_TASK INSTRUCTIONS_:
Scan the data below and pick out the lines containing the word "screenshot".

[EXERCISE DATA]

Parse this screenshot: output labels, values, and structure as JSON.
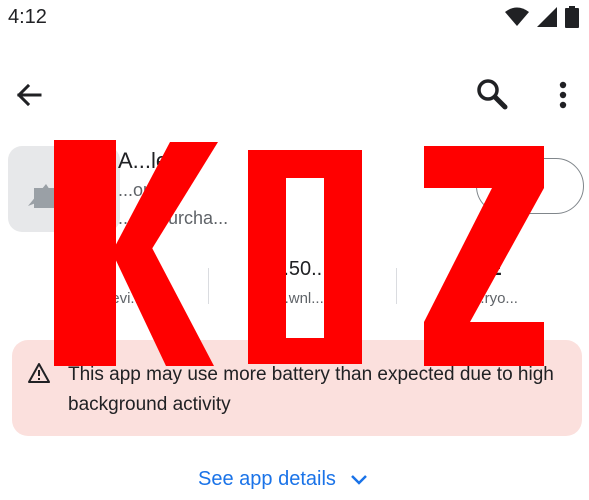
{
  "status_bar": {
    "time": "4:12"
  },
  "app": {
    "name": "A...le",
    "developer": "...oper",
    "in_app_purchases": "...pp purcha...",
    "install_label": "...ll"
  },
  "stats": [
    {
      "value": "",
      "label": "...evi...o"
    },
    {
      "value": "...50...",
      "label": "...wnl..."
    },
    {
      "value": "E",
      "label": "...ryo..."
    }
  ],
  "warning": {
    "text": "This app may use more battery than expected due to high background activity"
  },
  "see_details": {
    "label": "See app details"
  },
  "overlay": {
    "text": "KO2",
    "color": "#ff0000"
  },
  "colors": {
    "accent": "#1a73e8",
    "warning_bg": "#fbe0dd"
  }
}
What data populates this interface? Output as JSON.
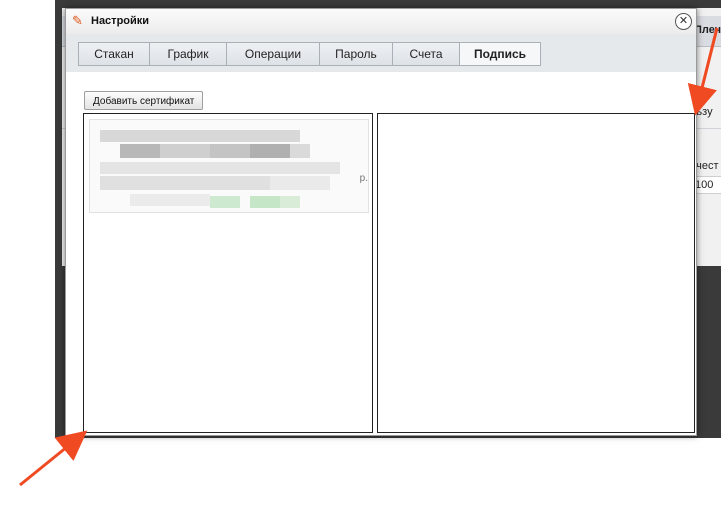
{
  "background_app": {
    "title_fragment": "Плеч",
    "user_fragment": "льзу",
    "qty_fragment": "ичест",
    "qty_value": "100"
  },
  "dialog": {
    "title": "Настройки",
    "close_icon": "close-circle-icon",
    "title_icon": "wrench-icon",
    "tabs": [
      {
        "label": "Стакан",
        "active": false
      },
      {
        "label": "График",
        "active": false
      },
      {
        "label": "Операции",
        "active": false
      },
      {
        "label": "Пароль",
        "active": false
      },
      {
        "label": "Счета",
        "active": false
      },
      {
        "label": "Подпись",
        "active": true
      }
    ],
    "add_certificate_label": "Добавить сертификат",
    "certificate_edge_char": "р."
  },
  "colors": {
    "arrow": "#f04a23",
    "backdrop": "#3a3a3a",
    "accent_icon": "#e0581a"
  }
}
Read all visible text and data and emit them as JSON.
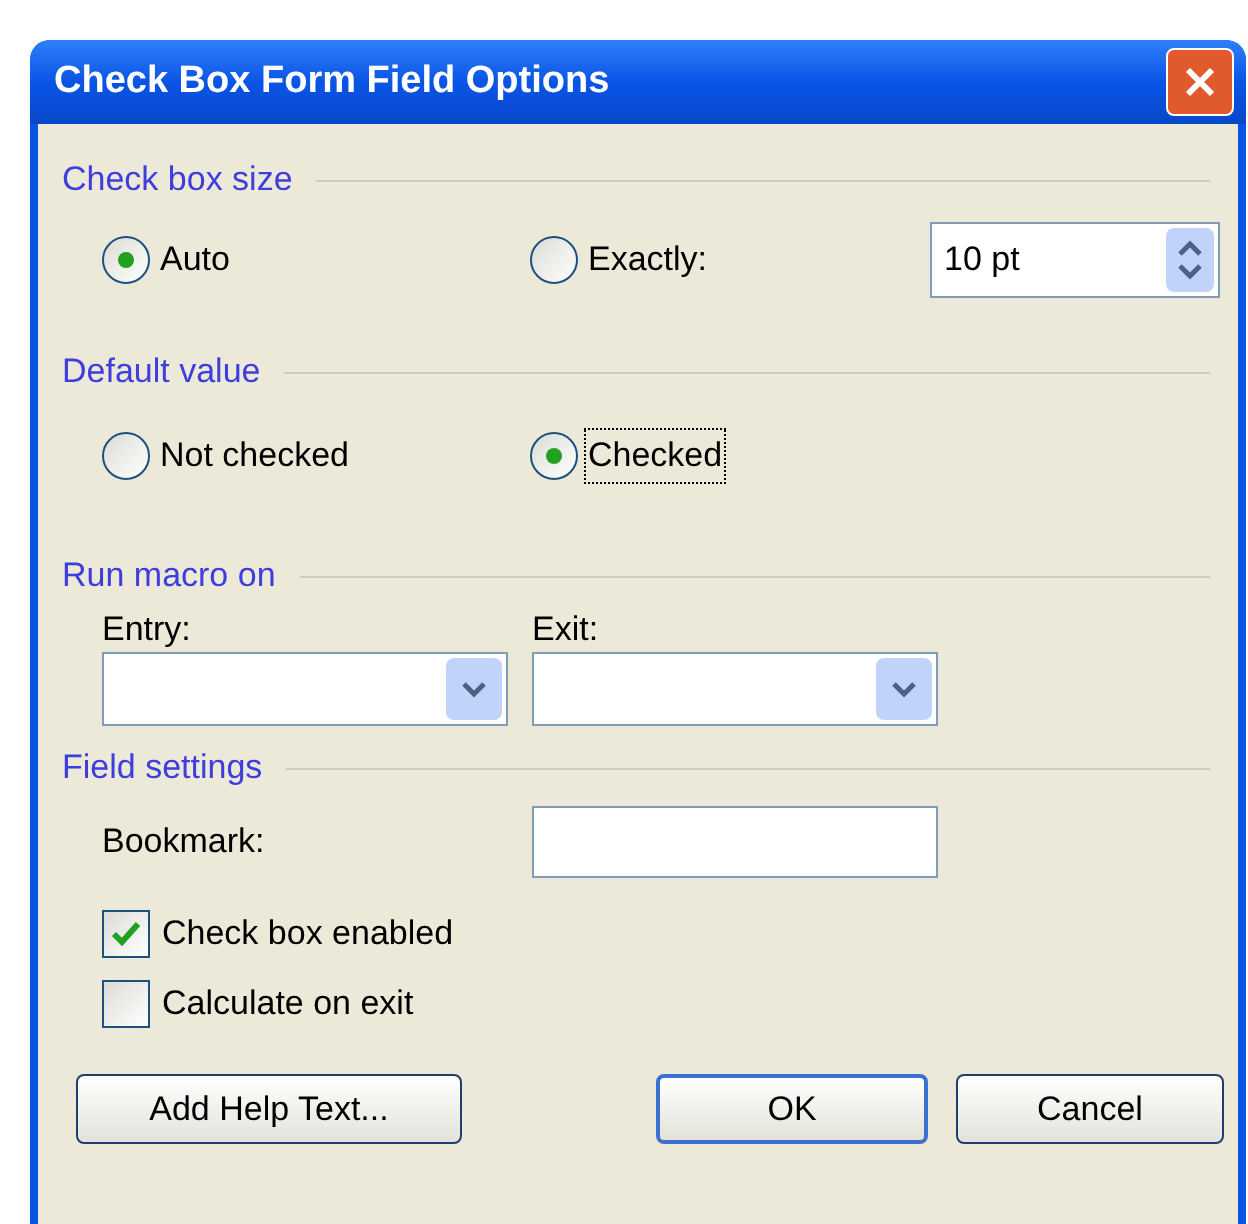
{
  "window": {
    "title": "Check Box Form Field Options"
  },
  "check_box_size": {
    "heading": "Check box size",
    "options": [
      {
        "label": "Auto",
        "selected": true,
        "focused": false
      },
      {
        "label": "Exactly:",
        "selected": false,
        "focused": false
      }
    ],
    "size_field": {
      "value": "10 pt"
    }
  },
  "default_value": {
    "heading": "Default value",
    "options": [
      {
        "label": "Not checked",
        "selected": false,
        "focused": false
      },
      {
        "label": "Checked",
        "selected": true,
        "focused": true
      }
    ]
  },
  "run_macro_on": {
    "heading": "Run macro on",
    "entry": {
      "label": "Entry:"
    },
    "exit": {
      "label": "Exit:"
    }
  },
  "field_settings": {
    "heading": "Field settings",
    "bookmark": {
      "label": "Bookmark:"
    },
    "checkboxes": [
      {
        "label": "Check box enabled",
        "checked": true
      },
      {
        "label": "Calculate on exit",
        "checked": false
      }
    ]
  },
  "buttons": [
    {
      "label": "Add Help Text...",
      "default": false
    },
    {
      "label": "OK",
      "default": true
    },
    {
      "label": "Cancel",
      "default": false
    }
  ]
}
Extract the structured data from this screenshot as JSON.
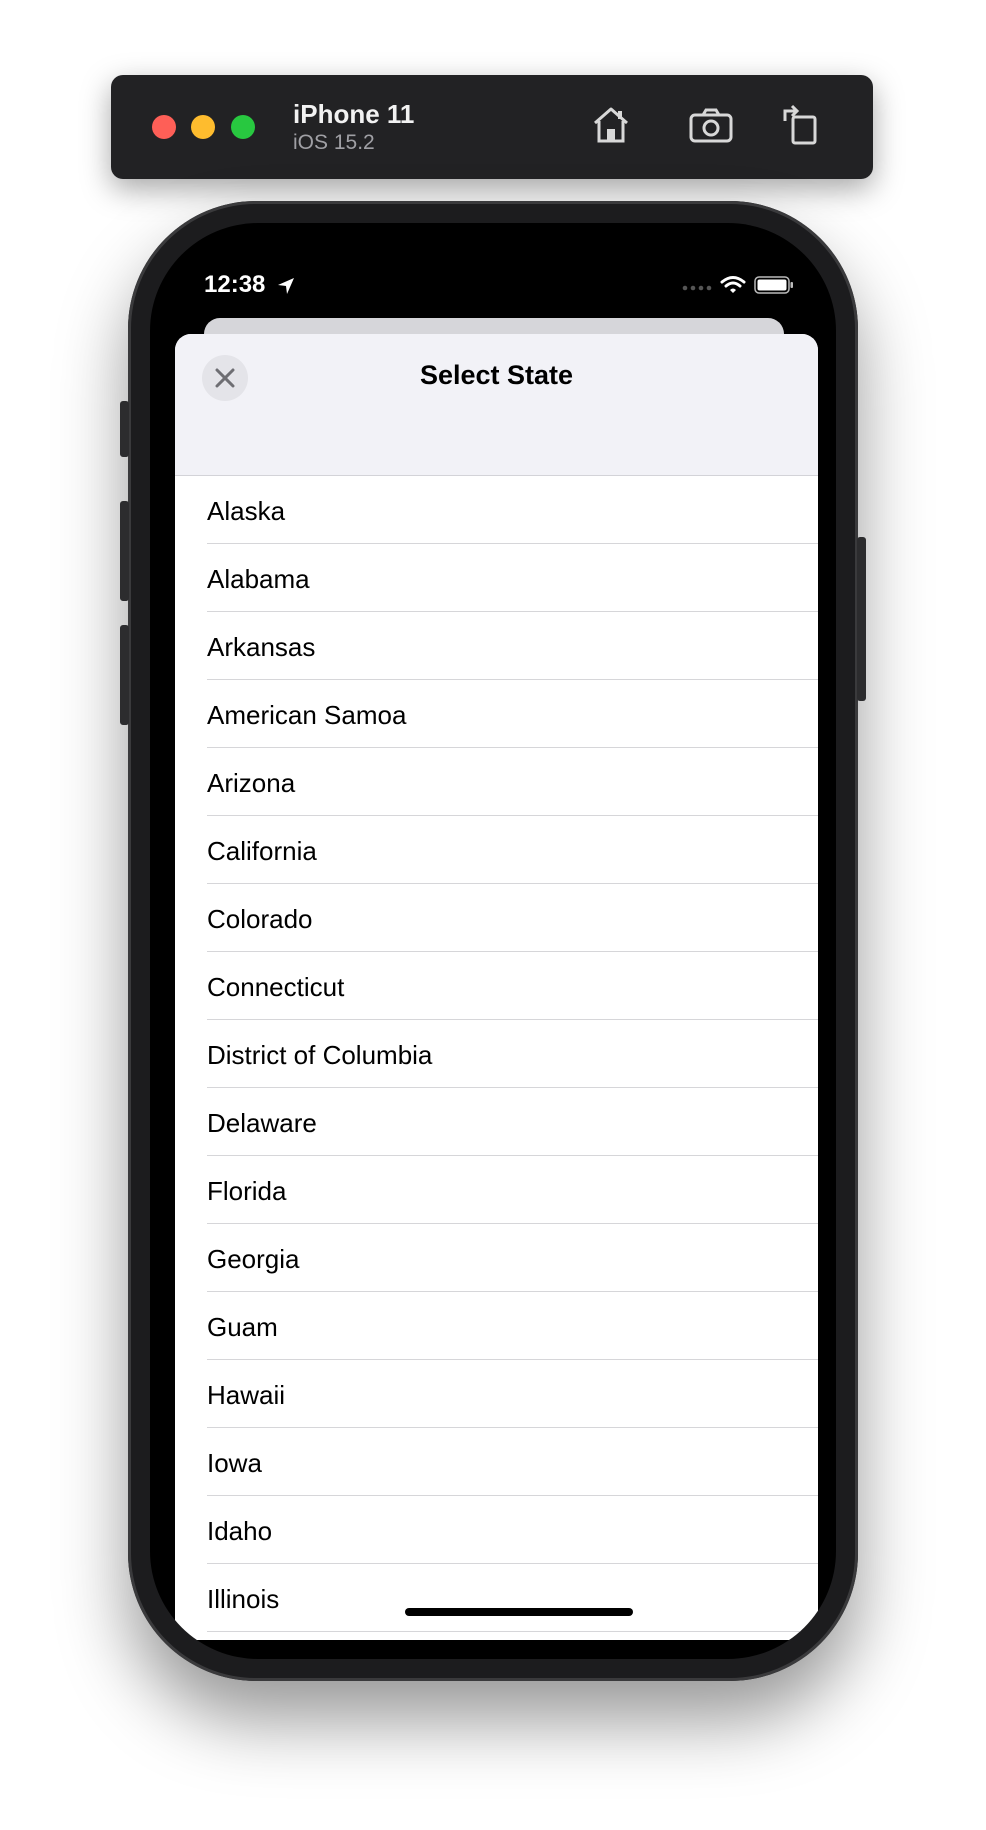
{
  "simulator": {
    "device_name": "iPhone 11",
    "os_version": "iOS 15.2",
    "toolbar_icons": [
      "home-icon",
      "screenshot-icon",
      "rotate-icon"
    ],
    "window_controls": [
      "close",
      "minimize",
      "zoom"
    ]
  },
  "status_bar": {
    "time": "12:38",
    "icons": [
      "location-arrow-icon",
      "signal-icon",
      "wifi-icon",
      "battery-icon"
    ]
  },
  "sheet": {
    "title": "Select State",
    "close_icon": "close-icon",
    "states": [
      "Alaska",
      "Alabama",
      "Arkansas",
      "American Samoa",
      "Arizona",
      "California",
      "Colorado",
      "Connecticut",
      "District of Columbia",
      "Delaware",
      "Florida",
      "Georgia",
      "Guam",
      "Hawaii",
      "Iowa",
      "Idaho",
      "Illinois"
    ]
  },
  "colors": {
    "header_bg": "#f2f2f7",
    "toolbar_bg": "#222224",
    "red": "#fe5f57",
    "yellow": "#febc2e",
    "green": "#28c840"
  }
}
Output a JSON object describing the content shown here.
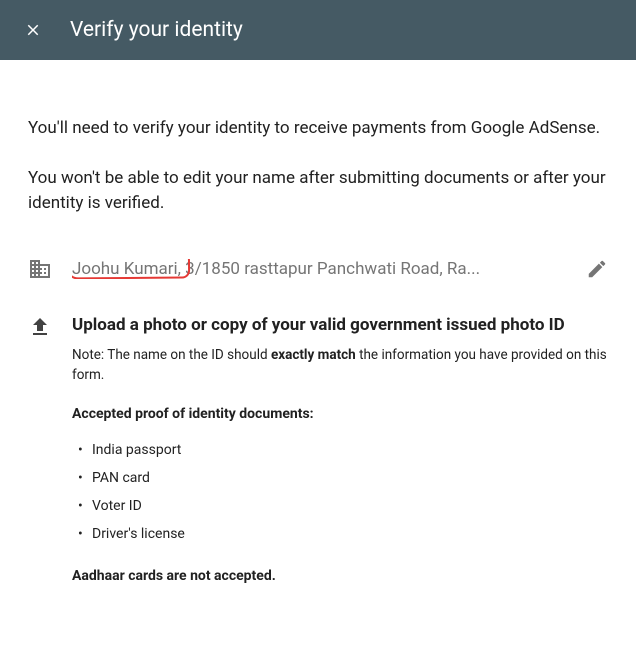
{
  "header": {
    "title": "Verify your identity"
  },
  "intro": "You'll need to verify your identity to receive payments from Google AdSense.",
  "warning": "You won't be able to edit your name after submitting documents or after your identity is verified.",
  "address": {
    "name": "Joohu Kumari",
    "rest": ", 3/1850 rasttapur Panchwati Road, Ra..."
  },
  "upload": {
    "heading": "Upload a photo or copy of your valid government issued photo ID",
    "note_prefix": "Note: The name on the ID should ",
    "note_bold": "exactly match",
    "note_suffix": " the information you have provided on this form.",
    "accepted_heading": "Accepted proof of identity documents:",
    "documents": [
      "India passport",
      "PAN card",
      "Voter ID",
      "Driver's license"
    ],
    "not_accepted": "Aadhaar cards are not accepted."
  }
}
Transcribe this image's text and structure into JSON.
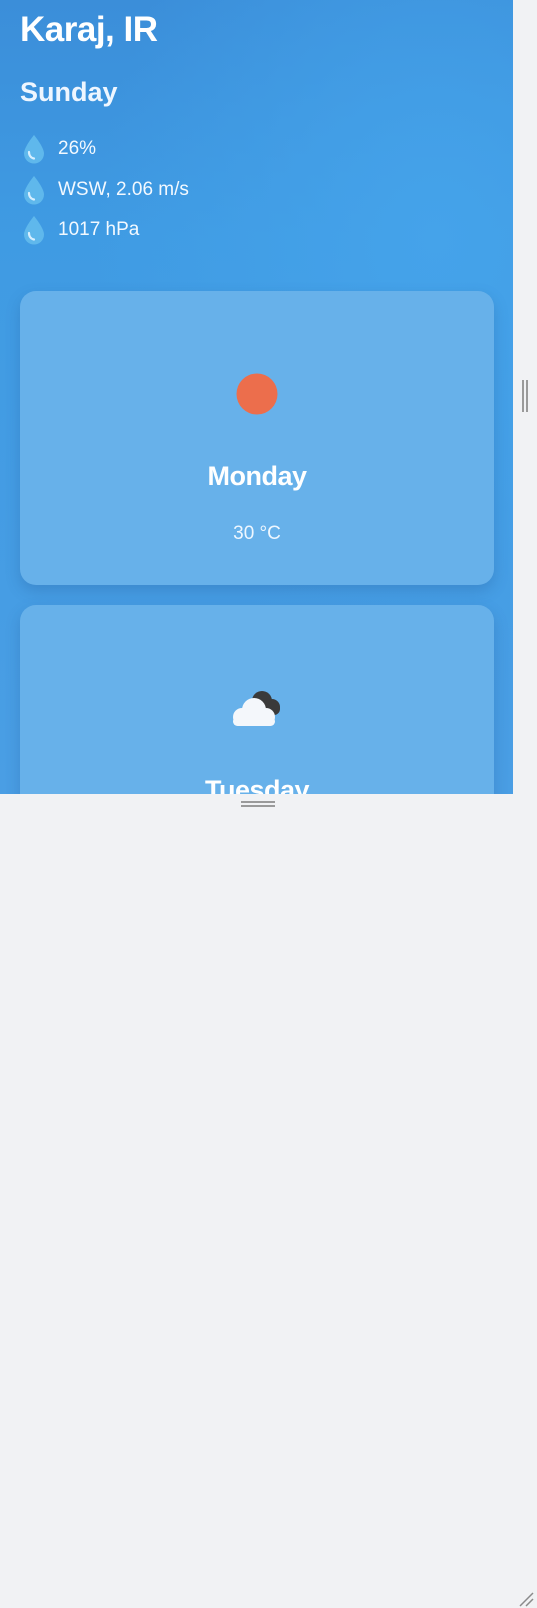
{
  "location": {
    "city": "Karaj, IR",
    "day": "Sunday"
  },
  "stats": {
    "humidity": "26%",
    "wind": "WSW, 2.06 m/s",
    "pressure": "1017 hPa"
  },
  "forecast": [
    {
      "day": "Monday",
      "temp": "30 °C",
      "icon": "sun-icon"
    },
    {
      "day": "Tuesday",
      "temp": "",
      "icon": "cloud-icon"
    }
  ],
  "colors": {
    "background": "#3f9be3",
    "card": "#67b1ea",
    "sun": "#ec6e4c",
    "drop": "#5fb8ec"
  }
}
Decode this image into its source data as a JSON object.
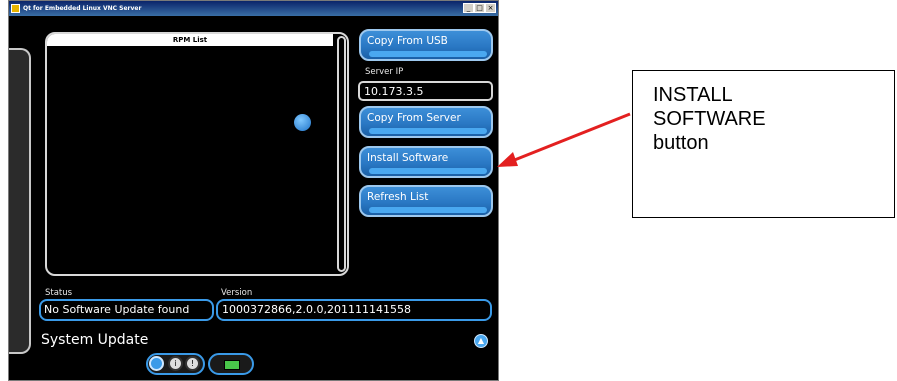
{
  "window": {
    "title": "Qt for Embedded Linux VNC Server",
    "controls": [
      "_",
      "□",
      "×"
    ]
  },
  "rpm_list": {
    "header": "RPM List",
    "items": []
  },
  "buttons": {
    "copy_usb": "Copy From USB",
    "copy_server": "Copy From Server",
    "install": "Install Software",
    "refresh": "Refresh List"
  },
  "server_ip": {
    "label": "Server IP",
    "value": "10.173.3.5"
  },
  "status": {
    "label": "Status",
    "value": "No Software Update found"
  },
  "version": {
    "label": "Version",
    "value": "1000372866,2.0.0,201111141558"
  },
  "footer": {
    "title": "System Update"
  },
  "annotation": {
    "line1": "INSTALL",
    "line2": "SOFTWARE",
    "line3": "button"
  },
  "colors": {
    "accent": "#2a78c4",
    "arrow": "#e32020"
  }
}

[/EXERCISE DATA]

_RESPONSE_:
Parse this screenshot: output labels, values, and structure as JSON.
Extract the structured data from this screenshot as JSON.
      "screenshot-icon",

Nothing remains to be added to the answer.